4) Jerusalem -- Capital of the World
One of the cornerstone issues is the fate of Jerusalem, a city that is holy to just about everyone. One possible solution is to rename it Camden and see if anyone still wants to claim it as their capital. More practically though, it's pretty clear that the Palestinian State will share Jerusalem as its capital. Years from now, it will fluster junior high geography students from all walks of life; the test question writes itself. It's not as though Jerusalem isn't already divided, so the song and dance about never dividing Jerusalem is a bit empty. That said, access to all holy places for their respective religions needs to remain open. In fact, much of the jurisdiction over the city can remain in place, though not all. If this becomes too contentious and held up in the semantics of dividing the city, then find a feel-good term to describe the new situation. Jerusalem, the World's Capital. It will be good for tourism.
5) Money money money (and education)
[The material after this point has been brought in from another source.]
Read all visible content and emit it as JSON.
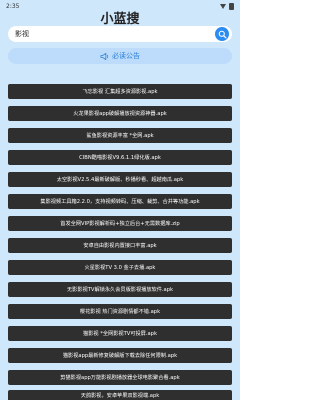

So many countries claim to want to be involved in solving the Middle East crisis. Well, everyone can play a role if they put their money where their mouth is. For those who haven't been paying attention for the last 100 years, there is a bit of a terrorism/extremism problem in the Middle East. How do you solve that? With money. At the end of the day, all people are basically created of the same stuff. If you give them a life worth living, then extremism won't feel like such a good option. For instance, you don't see millionaires blowing themselves up on buses or butchering people in malls. You see people who perceive themselves as not having enough to live for here on earth (and then you brainwash them that it will be better in the next world). What that means is that the West Bank and Gaza need to transform into places where someone might actually want to live. It's a tall order, but with the Arab League investing alongside Russia, the U.S., the EU, and whoever else has clamored to be part of the peace process, this goal is possible to achieve.
Concurrently, of course, the education system in the Palestinian territories and Gaza will need to be overhauled to reduce incitement and give kids a chance to develop intellectually. Ultimately, the Palestinian economy will need to sustain itself and that will take intellectual capital as well as financial. Implementing that will require money, and perhaps some monitoring and assistance from educational institutions around the world.
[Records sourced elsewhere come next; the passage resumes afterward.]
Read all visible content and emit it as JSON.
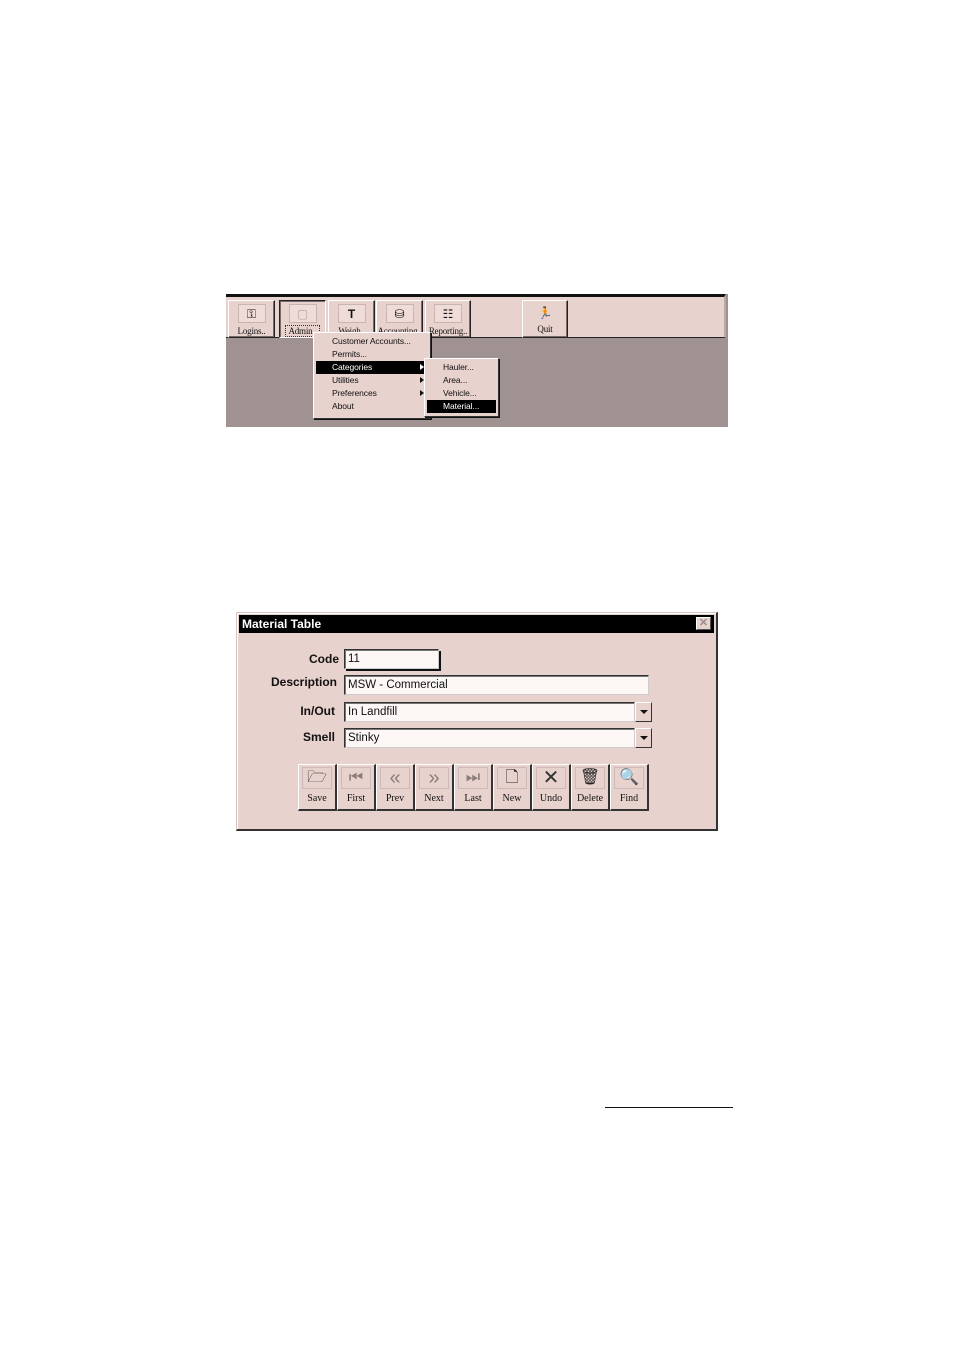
{
  "toolbar": {
    "buttons": [
      {
        "label": "Logins..",
        "icon": "key-icon"
      },
      {
        "label": "Admin..",
        "icon": "folder-icon",
        "pressed": true
      },
      {
        "label": "Weigh..",
        "icon": "scale-icon"
      },
      {
        "label": "Accounting..",
        "icon": "coins-icon"
      },
      {
        "label": "Reporting..",
        "icon": "report-icon"
      },
      {
        "label": "Quit",
        "icon": "exit-running-man-icon"
      }
    ]
  },
  "admin_menu": {
    "items": [
      {
        "label": "Customer Accounts...",
        "has_submenu": false
      },
      {
        "label": "Permits...",
        "has_submenu": false
      },
      {
        "label": "Categories",
        "has_submenu": true,
        "active": true
      },
      {
        "label": "Utilities",
        "has_submenu": true
      },
      {
        "label": "Preferences",
        "has_submenu": true
      },
      {
        "label": "About",
        "has_submenu": false
      }
    ],
    "categories_submenu": [
      {
        "label": "Hauler..."
      },
      {
        "label": "Area..."
      },
      {
        "label": "Vehicle..."
      },
      {
        "label": "Material...",
        "active": true
      }
    ]
  },
  "dialog": {
    "title": "Material Table",
    "close_glyph": "✕",
    "fields": {
      "code": {
        "label": "Code",
        "value": "11"
      },
      "description": {
        "label": "Description",
        "value": "MSW - Commercial"
      },
      "in_out": {
        "label": "In/Out",
        "value": "In Landfill"
      },
      "smell": {
        "label": "Smell",
        "value": "Stinky"
      }
    },
    "buttons": [
      {
        "label": "Save",
        "icon": "save-open-folder-icon",
        "glyph": "🗁",
        "enabled": true
      },
      {
        "label": "First",
        "icon": "first-record-icon",
        "glyph": "⏮",
        "enabled": false
      },
      {
        "label": "Prev",
        "icon": "previous-record-icon",
        "glyph": "«",
        "enabled": false
      },
      {
        "label": "Next",
        "icon": "next-record-icon",
        "glyph": "»",
        "enabled": false
      },
      {
        "label": "Last",
        "icon": "last-record-icon",
        "glyph": "⏭",
        "enabled": false
      },
      {
        "label": "New",
        "icon": "new-document-icon",
        "glyph": "🗋",
        "enabled": true
      },
      {
        "label": "Undo",
        "icon": "undo-x-icon",
        "glyph": "✕",
        "enabled": true
      },
      {
        "label": "Delete",
        "icon": "trash-icon",
        "glyph": "🗑",
        "enabled": true
      },
      {
        "label": "Find",
        "icon": "magnifier-icon",
        "glyph": "🔍",
        "enabled": true
      }
    ]
  },
  "colors": {
    "window_face": "#e8d2ce",
    "desktop": "#a09290",
    "title_bar": "#000000",
    "highlight": "#000000"
  }
}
6) It's a reunion!
Last but not least (for my purposes), the Palestinians are going to need to figure out the whole Gaza vs. West Bank thing. Obviously, if both are going to be incorporated into a Palestinian State, everyone will need to sign on. That may seem like a stretch, but remember that when Israel became a state, there were a variety of factions, some rather extreme (though none anywhere near the likes of Hamas). They had to come together in the same sandbox (and it literally was a sandbox back then) and play nice. I guess it helped that they had to fight for their lives first. Nonetheless, Palestinians will need to unify, and pronto. Again, outside money targeted to moderates can help sell this deal.
Ok, there are issues left on the table, water, defensible borders, recognition of a Jewish (and Palestinian) state, etc. But, these can be worked out. After all, during the Clinton administration a plan was in place that almost made it through. The points listed above represent a rough sketch of a commonsense two-state solution. Keep in mind that the true mark of a fair solution is one no one feels particularly good about. Now, yalla, let's get this done.